SOURCE INFORMATION: Begin

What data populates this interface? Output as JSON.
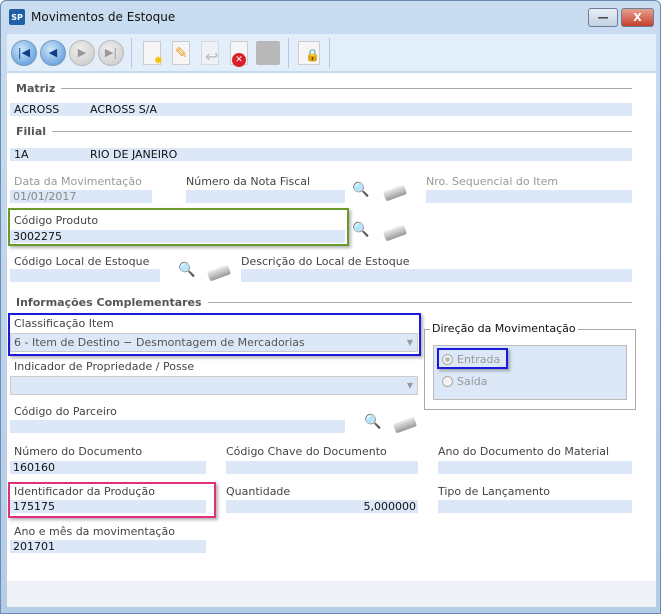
{
  "window": {
    "title": "Movimentos de Estoque",
    "app_icon": "SP",
    "minimize": "—",
    "close": "X"
  },
  "toolbar": {
    "icons": [
      "first-record-icon",
      "previous-record-icon",
      "next-record-icon",
      "last-record-icon",
      "new-icon",
      "edit-icon",
      "undo-icon",
      "delete-icon",
      "save-icon",
      "lock-icon"
    ]
  },
  "matriz": {
    "label": "Matriz",
    "code": "ACROSS",
    "name": "ACROSS S/A"
  },
  "filial": {
    "label": "Filial",
    "code": "1A",
    "name": "RIO DE JANEIRO"
  },
  "fields": {
    "data_mov": {
      "label": "Data da Movimentação",
      "value": "01/01/2017"
    },
    "nota_fiscal": {
      "label": "Número da Nota Fiscal",
      "value": ""
    },
    "nro_seq": {
      "label": "Nro. Sequencial do Item",
      "value": ""
    },
    "codigo_produto": {
      "label": "Código Produto",
      "value": "3002275"
    },
    "codigo_local": {
      "label": "Código Local de Estoque",
      "value": ""
    },
    "descricao_local": {
      "label": "Descrição do Local de Estoque",
      "value": ""
    },
    "info_comp": "Informações Complementares",
    "classificacao": {
      "label": "Classificação Item",
      "value": "6 - Item de Destino − Desmontagem de Mercadorias"
    },
    "indicador": {
      "label": "Indicador de Propriedade / Posse",
      "value": ""
    },
    "direcao": {
      "label": "Direção da Movimentação",
      "options": [
        "Entrada",
        "Saída"
      ],
      "selected": "Entrada"
    },
    "parceiro": {
      "label": "Código do Parceiro",
      "value": ""
    },
    "num_doc": {
      "label": "Número do Documento",
      "value": "160160"
    },
    "chave_doc": {
      "label": "Código Chave do Documento",
      "value": ""
    },
    "ano_doc": {
      "label": "Ano do Documento do Material",
      "value": ""
    },
    "ident_prod": {
      "label": "Identificador da Produção",
      "value": "175175"
    },
    "quantidade": {
      "label": "Quantidade",
      "value": "5,000000"
    },
    "tipo_lanc": {
      "label": "Tipo de Lançamento",
      "value": ""
    },
    "ano_mes": {
      "label": "Ano e mês da movimentação",
      "value": "201701"
    }
  },
  "highlight_colors": {
    "green": "#6a9a2a",
    "blue": "#1a1adb",
    "pink": "#e0307a"
  }
}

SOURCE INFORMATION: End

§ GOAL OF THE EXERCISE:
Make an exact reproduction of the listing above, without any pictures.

§ REPLY TO THE TASK:
What data populates this interface? Output as JSON.
{
  "window": {
    "title": "Movimentos de Estoque",
    "app_icon": "SP",
    "minimize": "—",
    "close": "X"
  },
  "toolbar": {
    "icons": [
      "first-record-icon",
      "previous-record-icon",
      "next-record-icon",
      "last-record-icon",
      "new-icon",
      "edit-icon",
      "undo-icon",
      "delete-icon",
      "save-icon",
      "lock-icon"
    ]
  },
  "matriz": {
    "label": "Matriz",
    "code": "ACROSS",
    "name": "ACROSS S/A"
  },
  "filial": {
    "label": "Filial",
    "code": "1A",
    "name": "RIO DE JANEIRO"
  },
  "fields": {
    "data_mov": {
      "label": "Data da Movimentação",
      "value": "01/01/2017"
    },
    "nota_fiscal": {
      "label": "Número da Nota Fiscal",
      "value": ""
    },
    "nro_seq": {
      "label": "Nro. Sequencial do Item",
      "value": ""
    },
    "codigo_produto": {
      "label": "Código Produto",
      "value": "3002275"
    },
    "codigo_local": {
      "label": "Código Local de Estoque",
      "value": ""
    },
    "descricao_local": {
      "label": "Descrição do Local de Estoque",
      "value": ""
    },
    "info_comp": "Informações Complementares",
    "classificacao": {
      "label": "Classificação Item",
      "value": "6 - Item de Destino − Desmontagem de Mercadorias"
    },
    "indicador": {
      "label": "Indicador de Propriedade / Posse",
      "value": ""
    },
    "direcao": {
      "label": "Direção da Movimentação",
      "options": [
        "Entrada",
        "Saída"
      ],
      "selected": "Entrada"
    },
    "parceiro": {
      "label": "Código do Parceiro",
      "value": ""
    },
    "num_doc": {
      "label": "Número do Documento",
      "value": "160160"
    },
    "chave_doc": {
      "label": "Código Chave do Documento",
      "value": ""
    },
    "ano_doc": {
      "label": "Ano do Documento do Material",
      "value": ""
    },
    "ident_prod": {
      "label": "Identificador da Produção",
      "value": "175175"
    },
    "quantidade": {
      "label": "Quantidade",
      "value": "5,000000"
    },
    "tipo_lanc": {
      "label": "Tipo de Lançamento",
      "value": ""
    },
    "ano_mes": {
      "label": "Ano e mês da movimentação",
      "value": "201701"
    }
  },
  "highlight_colors": {
    "green": "#6a9a2a",
    "blue": "#1a1adb",
    "pink": "#e0307a"
  }
}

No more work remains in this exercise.